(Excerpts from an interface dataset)
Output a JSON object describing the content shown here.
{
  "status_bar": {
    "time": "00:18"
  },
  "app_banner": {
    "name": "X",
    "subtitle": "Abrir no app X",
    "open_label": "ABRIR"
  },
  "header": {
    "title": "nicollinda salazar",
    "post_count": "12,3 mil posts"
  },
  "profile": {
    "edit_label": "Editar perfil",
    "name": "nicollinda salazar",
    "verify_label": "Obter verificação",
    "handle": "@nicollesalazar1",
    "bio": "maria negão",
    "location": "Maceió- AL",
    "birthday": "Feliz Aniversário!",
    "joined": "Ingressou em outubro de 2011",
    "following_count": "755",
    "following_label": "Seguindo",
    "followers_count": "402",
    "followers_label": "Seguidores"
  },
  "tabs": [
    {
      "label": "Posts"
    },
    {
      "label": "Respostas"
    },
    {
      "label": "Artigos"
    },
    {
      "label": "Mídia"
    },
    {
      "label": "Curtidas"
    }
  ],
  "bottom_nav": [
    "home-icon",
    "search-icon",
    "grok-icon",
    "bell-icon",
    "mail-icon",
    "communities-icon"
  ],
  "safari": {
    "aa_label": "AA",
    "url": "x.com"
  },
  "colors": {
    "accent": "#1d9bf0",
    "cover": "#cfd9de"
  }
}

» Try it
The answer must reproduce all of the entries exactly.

» Exercise response
Output a JSON object describing the content shown here.
{
  "status_bar": {
    "time": "00:18"
  },
  "app_banner": {
    "name": "X",
    "subtitle": "Abrir no app X",
    "open_label": "ABRIR"
  },
  "header": {
    "title": "nicollinda salazar",
    "post_count": "12,3 mil posts"
  },
  "profile": {
    "edit_label": "Editar perfil",
    "name": "nicollinda salazar",
    "verify_label": "Obter verificação",
    "handle": "@nicollesalazar1",
    "bio": "maria negão",
    "location": "Maceió- AL",
    "birthday": "Feliz Aniversário!",
    "joined": "Ingressou em outubro de 2011",
    "following_count": "755",
    "following_label": "Seguindo",
    "followers_count": "402",
    "followers_label": "Seguidores"
  },
  "tabs": [
    {
      "label": "Posts"
    },
    {
      "label": "Respostas"
    },
    {
      "label": "Artigos"
    },
    {
      "label": "Mídia"
    },
    {
      "label": "Curtidas"
    }
  ],
  "bottom_nav": [
    "home-icon",
    "search-icon",
    "grok-icon",
    "bell-icon",
    "mail-icon",
    "communities-icon"
  ],
  "safari": {
    "aa_label": "AA",
    "url": "x.com"
  },
  "colors": {
    "accent": "#1d9bf0",
    "cover": "#cfd9de"
  }
}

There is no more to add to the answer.